The recently released White House National Cybersecurity Strategy was a welcome sight for many because it shows how seriously the United States takes cybersecurity. The strategy was made appropriately broad to capture the multi-faceted, complex nature of the cybercrime threat landscape in 2023. It focuses on critical infrastructure resilience and the role software vulnerabilities play in cyberattacks. It seeks to capitalize on the recent success multi-national law enforcement efforts have had on cybercrime and outlines further implementation of the Anti-Money Laundering/Combating the Financing of Terrorism (AML/CFT) and Know Your Customer (KYC) standards to make using cryptocurrencies for ransomware more difficult.
However, there were some oversights in the strategy that the White House needs to rectify if we are to make progress with cybersecurity. I think the administration should consider these recommendations:
- Focus on smaller companies.
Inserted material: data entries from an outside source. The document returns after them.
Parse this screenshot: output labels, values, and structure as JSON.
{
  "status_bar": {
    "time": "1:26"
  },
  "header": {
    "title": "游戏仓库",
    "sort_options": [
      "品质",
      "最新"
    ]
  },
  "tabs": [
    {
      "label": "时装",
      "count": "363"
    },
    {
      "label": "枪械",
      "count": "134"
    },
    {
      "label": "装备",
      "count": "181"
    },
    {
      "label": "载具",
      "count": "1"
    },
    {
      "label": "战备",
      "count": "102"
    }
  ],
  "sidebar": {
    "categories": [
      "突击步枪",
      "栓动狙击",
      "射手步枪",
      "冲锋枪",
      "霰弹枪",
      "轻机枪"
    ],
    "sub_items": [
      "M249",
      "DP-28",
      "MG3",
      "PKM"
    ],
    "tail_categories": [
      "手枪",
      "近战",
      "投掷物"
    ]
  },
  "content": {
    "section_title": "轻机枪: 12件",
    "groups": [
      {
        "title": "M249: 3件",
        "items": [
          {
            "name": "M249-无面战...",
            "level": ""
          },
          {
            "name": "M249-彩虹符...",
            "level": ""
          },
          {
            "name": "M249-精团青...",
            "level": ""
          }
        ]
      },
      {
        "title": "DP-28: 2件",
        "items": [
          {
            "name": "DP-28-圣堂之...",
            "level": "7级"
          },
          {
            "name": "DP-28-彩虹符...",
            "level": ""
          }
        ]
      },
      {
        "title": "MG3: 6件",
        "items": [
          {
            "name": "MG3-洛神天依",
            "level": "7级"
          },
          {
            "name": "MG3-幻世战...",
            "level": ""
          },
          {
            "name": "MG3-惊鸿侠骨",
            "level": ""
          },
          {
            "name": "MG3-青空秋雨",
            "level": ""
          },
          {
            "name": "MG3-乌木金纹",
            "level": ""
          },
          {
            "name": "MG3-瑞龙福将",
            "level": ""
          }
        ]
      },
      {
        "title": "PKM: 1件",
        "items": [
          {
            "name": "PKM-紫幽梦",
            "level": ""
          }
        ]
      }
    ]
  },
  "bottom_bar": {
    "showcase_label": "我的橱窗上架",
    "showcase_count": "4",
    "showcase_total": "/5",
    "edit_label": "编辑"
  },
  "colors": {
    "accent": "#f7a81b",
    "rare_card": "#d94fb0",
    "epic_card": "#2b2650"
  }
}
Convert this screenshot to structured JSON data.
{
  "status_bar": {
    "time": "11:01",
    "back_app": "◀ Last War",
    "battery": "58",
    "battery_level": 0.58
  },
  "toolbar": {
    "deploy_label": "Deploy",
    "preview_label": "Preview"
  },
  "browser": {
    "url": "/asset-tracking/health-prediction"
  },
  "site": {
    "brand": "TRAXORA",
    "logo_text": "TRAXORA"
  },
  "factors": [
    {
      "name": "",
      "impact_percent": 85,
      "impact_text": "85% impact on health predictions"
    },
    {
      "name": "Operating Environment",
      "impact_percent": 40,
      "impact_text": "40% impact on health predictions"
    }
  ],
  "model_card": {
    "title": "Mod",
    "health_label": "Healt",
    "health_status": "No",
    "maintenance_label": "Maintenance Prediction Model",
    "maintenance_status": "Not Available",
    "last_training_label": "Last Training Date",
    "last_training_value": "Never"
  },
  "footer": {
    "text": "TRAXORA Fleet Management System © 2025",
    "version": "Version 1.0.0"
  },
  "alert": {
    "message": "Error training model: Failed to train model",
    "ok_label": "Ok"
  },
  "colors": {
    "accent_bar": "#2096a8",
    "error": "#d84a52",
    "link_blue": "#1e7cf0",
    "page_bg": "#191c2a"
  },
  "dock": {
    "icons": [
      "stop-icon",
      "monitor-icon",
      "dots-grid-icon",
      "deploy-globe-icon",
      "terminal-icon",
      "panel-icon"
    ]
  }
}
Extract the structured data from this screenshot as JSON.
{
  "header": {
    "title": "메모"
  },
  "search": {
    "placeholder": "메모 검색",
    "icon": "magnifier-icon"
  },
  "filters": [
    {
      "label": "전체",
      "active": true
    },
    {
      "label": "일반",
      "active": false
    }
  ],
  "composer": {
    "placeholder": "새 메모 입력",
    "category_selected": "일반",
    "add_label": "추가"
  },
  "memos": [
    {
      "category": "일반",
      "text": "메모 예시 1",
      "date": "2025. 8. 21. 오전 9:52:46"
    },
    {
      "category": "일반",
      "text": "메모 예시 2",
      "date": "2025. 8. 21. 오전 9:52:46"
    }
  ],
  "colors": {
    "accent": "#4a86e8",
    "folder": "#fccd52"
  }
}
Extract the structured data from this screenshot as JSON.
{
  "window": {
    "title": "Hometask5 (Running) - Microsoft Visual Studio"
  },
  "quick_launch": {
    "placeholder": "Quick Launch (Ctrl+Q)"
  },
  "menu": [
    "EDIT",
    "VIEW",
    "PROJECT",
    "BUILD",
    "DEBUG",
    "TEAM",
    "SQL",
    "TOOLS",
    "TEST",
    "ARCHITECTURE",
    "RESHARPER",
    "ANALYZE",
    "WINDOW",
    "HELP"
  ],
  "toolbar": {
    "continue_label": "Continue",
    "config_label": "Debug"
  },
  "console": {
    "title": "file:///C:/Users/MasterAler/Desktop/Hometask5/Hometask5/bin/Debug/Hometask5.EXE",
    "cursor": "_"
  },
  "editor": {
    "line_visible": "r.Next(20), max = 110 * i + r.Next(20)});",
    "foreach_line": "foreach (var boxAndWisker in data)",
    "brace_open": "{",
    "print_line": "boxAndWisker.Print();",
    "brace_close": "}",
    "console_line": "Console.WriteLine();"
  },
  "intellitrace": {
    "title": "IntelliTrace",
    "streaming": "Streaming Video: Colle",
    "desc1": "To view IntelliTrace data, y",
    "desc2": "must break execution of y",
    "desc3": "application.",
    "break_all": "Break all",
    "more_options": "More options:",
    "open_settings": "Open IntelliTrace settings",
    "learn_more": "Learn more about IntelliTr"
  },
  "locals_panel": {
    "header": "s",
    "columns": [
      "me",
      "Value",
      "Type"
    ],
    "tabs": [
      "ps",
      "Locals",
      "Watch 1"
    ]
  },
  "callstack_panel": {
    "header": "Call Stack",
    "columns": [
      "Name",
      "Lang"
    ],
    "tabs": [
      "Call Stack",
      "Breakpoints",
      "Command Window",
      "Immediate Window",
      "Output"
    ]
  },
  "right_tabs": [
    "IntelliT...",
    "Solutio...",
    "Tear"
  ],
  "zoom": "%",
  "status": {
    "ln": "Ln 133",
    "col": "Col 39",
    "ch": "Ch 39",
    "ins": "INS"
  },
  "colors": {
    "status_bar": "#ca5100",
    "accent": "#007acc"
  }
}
The strategy says that private sector companies are capable of mitigating most cyber incidents without direct federal assistance. I wonder which companies they are talking about? According to the U.S. Small Business Administration, small- to medium-sized businesses (SMBs) generate more than 44% of the national GDP. We must address cybersecurity with SMBs if we are ever to make progress against ransomware and other types of cyberattacks.
- Stop operating in silos. As one of its objectives, the U.S. government says it plans to increase intelligence-sharing with the private sector and cyber-crime victims. This sounds good, but federal agencies operate in silos – they don’t communicate with each other, let alone the private sector. The government needs actionable strategies to tear down the silos so agencies can effectively communicate with each other and the people they serve. As for cybercrime victims, it’s a murky situation – victims rarely know if they should report to the FBI, CISA or to local law enforcement.
- Regain the trust of the cloud providers. Regarding the government collaborating with cloud providers, the strategy says that the Biden administration will identify gaps in authorities to drive cybersecurity practices in the cloud-computing industry and other essential third-party services, and work with industry, Congress and regulators to close them. Again, this sounds fine. But cloud providers don’t trust the government – and for good reason. For example, the government has tapped some cloud providers to get information on their users. The government has a lot of work to do to establish trust before cloud providers will work with it.
- Reconsider imposing too much liability on insecure software products. This notion in the White House strategy has earned a lot of press since it was first announced. But really, it’s the pot calling the kettle black. How often has the government created vulnerable and brittle systems that fail? For example, the data breach at the U.S. Marshall’s Service was caused by exactly this issue. The strategy puts too much liability on software vendors' insecure products. It’s another case where the U.S. federal government needs to look in the mirror before accusing others.
- Work on cyber defense versus offense. It seems like the strategy wants the industry to “go on offense” against threat actors and groups. It’s a uniquely American approach, but it would make more sense if the government prioritized defense strategies – rather than offensive – against threat actors. The U.S. always seems to want to go on offense, but this is problematic when your targets are in other jurisdictions that are often beyond your reach, and when they can disband and reconstitute in a matter of days.
For the National Cybersecurity Strategy to become a true national strategy we need to place more emphasis on providing resources and support for SMBs so they can take the necessary steps to protect themselves from cyber threats. This includes increased funding for CISA’s Cybersecurity Small Business program, which offers grants and technical assistance to these organizations, more educational resources on cybersecurity best practices, and better public-private partnerships to facilitate information sharing and collaboration.
The focus should shift from offensive strategies toward defense because they are more likely to have a direct impact on a company’s cybersecurity posture. This approach could include investing in cybersecurity training for employees, implementing cybersecurity best practices, and leveraging advanced cybersecurity technologies such as AI and machine learning.
If it wants to “lead from the front,” the U.S. federal government should take a long look in the mirror and ask the following questions: Do we share information well? Do we build secure systems? Should cloud providers trust us?
While a good first step, the National Cybersecurity Strategy has a long way to go before it can truly lead on cybersecurity.
Kurtis Minder, co-founder and CEO, GroupSense